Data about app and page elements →
--------------------------------------------------
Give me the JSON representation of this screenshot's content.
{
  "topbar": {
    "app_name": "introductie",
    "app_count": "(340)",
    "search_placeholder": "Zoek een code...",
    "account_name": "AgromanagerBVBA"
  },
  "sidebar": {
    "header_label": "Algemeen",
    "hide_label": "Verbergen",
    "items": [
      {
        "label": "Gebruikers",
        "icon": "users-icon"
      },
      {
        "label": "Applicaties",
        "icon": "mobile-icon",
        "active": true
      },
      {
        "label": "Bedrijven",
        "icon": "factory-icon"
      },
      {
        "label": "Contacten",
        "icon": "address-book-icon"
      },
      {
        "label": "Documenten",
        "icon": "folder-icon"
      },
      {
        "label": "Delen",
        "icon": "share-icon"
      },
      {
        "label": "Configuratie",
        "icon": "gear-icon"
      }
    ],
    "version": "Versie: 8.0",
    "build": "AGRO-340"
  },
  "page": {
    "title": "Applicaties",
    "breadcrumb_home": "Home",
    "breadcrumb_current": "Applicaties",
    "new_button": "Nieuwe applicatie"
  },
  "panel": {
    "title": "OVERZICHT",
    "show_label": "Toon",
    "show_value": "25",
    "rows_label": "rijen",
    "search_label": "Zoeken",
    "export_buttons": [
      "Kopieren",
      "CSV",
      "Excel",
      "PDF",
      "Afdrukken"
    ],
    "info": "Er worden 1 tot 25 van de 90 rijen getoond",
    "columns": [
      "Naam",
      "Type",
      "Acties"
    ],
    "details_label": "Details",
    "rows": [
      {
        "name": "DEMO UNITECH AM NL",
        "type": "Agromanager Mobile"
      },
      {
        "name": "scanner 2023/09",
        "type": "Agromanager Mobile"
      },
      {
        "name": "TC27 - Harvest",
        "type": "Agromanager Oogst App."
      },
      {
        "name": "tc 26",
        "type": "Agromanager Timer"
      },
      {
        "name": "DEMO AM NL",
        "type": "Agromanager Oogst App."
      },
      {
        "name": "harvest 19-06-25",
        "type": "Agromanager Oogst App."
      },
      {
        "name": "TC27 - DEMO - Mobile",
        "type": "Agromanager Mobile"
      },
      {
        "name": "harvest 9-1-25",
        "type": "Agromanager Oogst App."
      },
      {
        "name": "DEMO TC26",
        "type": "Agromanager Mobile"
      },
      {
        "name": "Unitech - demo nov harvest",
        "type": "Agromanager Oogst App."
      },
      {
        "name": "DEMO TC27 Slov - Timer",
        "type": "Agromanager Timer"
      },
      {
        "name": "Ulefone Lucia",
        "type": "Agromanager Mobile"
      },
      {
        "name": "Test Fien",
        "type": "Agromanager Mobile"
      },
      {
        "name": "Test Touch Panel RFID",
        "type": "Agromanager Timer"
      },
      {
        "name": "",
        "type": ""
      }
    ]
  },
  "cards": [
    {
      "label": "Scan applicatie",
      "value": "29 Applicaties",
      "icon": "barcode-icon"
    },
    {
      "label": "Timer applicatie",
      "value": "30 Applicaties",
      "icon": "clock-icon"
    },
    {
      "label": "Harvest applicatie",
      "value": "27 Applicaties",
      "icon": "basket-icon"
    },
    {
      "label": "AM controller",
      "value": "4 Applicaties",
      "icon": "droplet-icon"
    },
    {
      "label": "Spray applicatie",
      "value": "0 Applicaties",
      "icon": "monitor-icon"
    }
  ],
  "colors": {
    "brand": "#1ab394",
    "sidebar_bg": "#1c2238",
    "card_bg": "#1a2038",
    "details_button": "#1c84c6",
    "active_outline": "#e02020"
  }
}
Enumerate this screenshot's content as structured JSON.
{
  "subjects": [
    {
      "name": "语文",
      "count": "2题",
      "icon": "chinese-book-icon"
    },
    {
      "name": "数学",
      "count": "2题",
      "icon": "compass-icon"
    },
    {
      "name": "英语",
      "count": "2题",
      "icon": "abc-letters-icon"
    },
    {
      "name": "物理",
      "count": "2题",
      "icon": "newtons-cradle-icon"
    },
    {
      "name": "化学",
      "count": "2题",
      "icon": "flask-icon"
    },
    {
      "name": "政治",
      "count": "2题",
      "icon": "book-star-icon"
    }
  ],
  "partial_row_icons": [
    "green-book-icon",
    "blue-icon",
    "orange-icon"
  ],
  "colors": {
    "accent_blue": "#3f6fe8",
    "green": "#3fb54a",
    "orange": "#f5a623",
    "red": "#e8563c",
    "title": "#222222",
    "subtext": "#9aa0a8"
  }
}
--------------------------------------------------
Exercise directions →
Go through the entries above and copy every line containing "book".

Response to the exercise →
        "icon": "address-book-icon"
      "icon": "chinese-book-icon"
      "icon": "book-star-icon"
    "green-book-icon",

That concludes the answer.